Suckerfish Surf on the Backs of Other Sea Creatures
Remoras are the ocean’s hitchhikers. Also known as suckerfish, whalesuckers or sharksuckers, the one-to-three-foot long swimmers anchor themselves to blue whales or zebra sharks with a suction cup-like disc that “sits on their head like a flat, sticky hat,” according to the New York Times. But these suckerfish aren’t just mooching a free ride. This year, researchers found that the fish can actually “surf” along their chauffeur’s back while the pair is in transit. The remoras glide along their host’s body, clustering near a whale’s blowhole and dorsal fin where there is minimal drag—all the while nibbling on dead skin and parasites.
Fish Fins Are as Sensitive as Fingertips
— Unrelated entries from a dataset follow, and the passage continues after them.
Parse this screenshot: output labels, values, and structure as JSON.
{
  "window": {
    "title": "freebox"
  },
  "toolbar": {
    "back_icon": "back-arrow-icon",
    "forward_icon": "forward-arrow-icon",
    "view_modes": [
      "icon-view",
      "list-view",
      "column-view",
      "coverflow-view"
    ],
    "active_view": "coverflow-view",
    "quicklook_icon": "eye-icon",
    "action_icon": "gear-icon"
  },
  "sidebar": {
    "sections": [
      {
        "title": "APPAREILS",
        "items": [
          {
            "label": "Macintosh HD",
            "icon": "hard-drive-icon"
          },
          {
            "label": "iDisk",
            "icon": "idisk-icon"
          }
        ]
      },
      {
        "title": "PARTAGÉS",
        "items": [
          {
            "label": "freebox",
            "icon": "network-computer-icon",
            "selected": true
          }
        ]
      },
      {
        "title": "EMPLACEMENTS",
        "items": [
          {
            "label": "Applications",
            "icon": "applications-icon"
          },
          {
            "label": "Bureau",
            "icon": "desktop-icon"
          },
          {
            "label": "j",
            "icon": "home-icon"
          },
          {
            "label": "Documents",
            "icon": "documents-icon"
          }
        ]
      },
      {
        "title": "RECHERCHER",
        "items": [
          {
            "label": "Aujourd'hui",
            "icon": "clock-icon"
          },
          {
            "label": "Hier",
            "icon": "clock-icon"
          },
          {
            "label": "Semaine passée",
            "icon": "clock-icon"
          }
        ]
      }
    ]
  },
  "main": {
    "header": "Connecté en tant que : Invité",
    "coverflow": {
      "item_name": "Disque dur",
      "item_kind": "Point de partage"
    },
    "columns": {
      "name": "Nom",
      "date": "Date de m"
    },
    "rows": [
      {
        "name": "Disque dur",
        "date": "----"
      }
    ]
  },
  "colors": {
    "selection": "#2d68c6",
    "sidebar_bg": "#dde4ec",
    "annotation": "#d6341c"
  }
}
Fish fins aren’t just for steering and swimming, University of Chicago neuroscientist Adam Hardy and his lab found this year. In fact, the researchers discovered that fins are as sensitive as primate fingertips. To reach this conclusion, the scientists studied round gobies, a type of bottom dwelling fish native to places like the Black Sea and the Caspian Sea, but invasive populations live anywhere from European rivers to the Great Lakes. These little critters are known to “perch” on rocks, brushing their fins along the rock bed of lakes.
The Diabolical Ironclad Beetle’s Exoskeleton Is Indestructible
The diabolical ironclad beetle absolutely lives up to its name. While most bugs live only a few weeks, these beetles have a lifespan of about eight years, which is roughly the equivalent of a human living several thousand years. To achieve such a feat, they’ve evolved some remarkable armor.
The roughly inch-long insect can survive being run over by a car—and if you can’t believe that, University of California, Irvine engineer David Kisailus and his team piled in a Toyota Camry and ran one over twice, and it lived. After several more technical experiments, the team found the beetle can withstand immense pressure—up to 39,000 times its own body weight.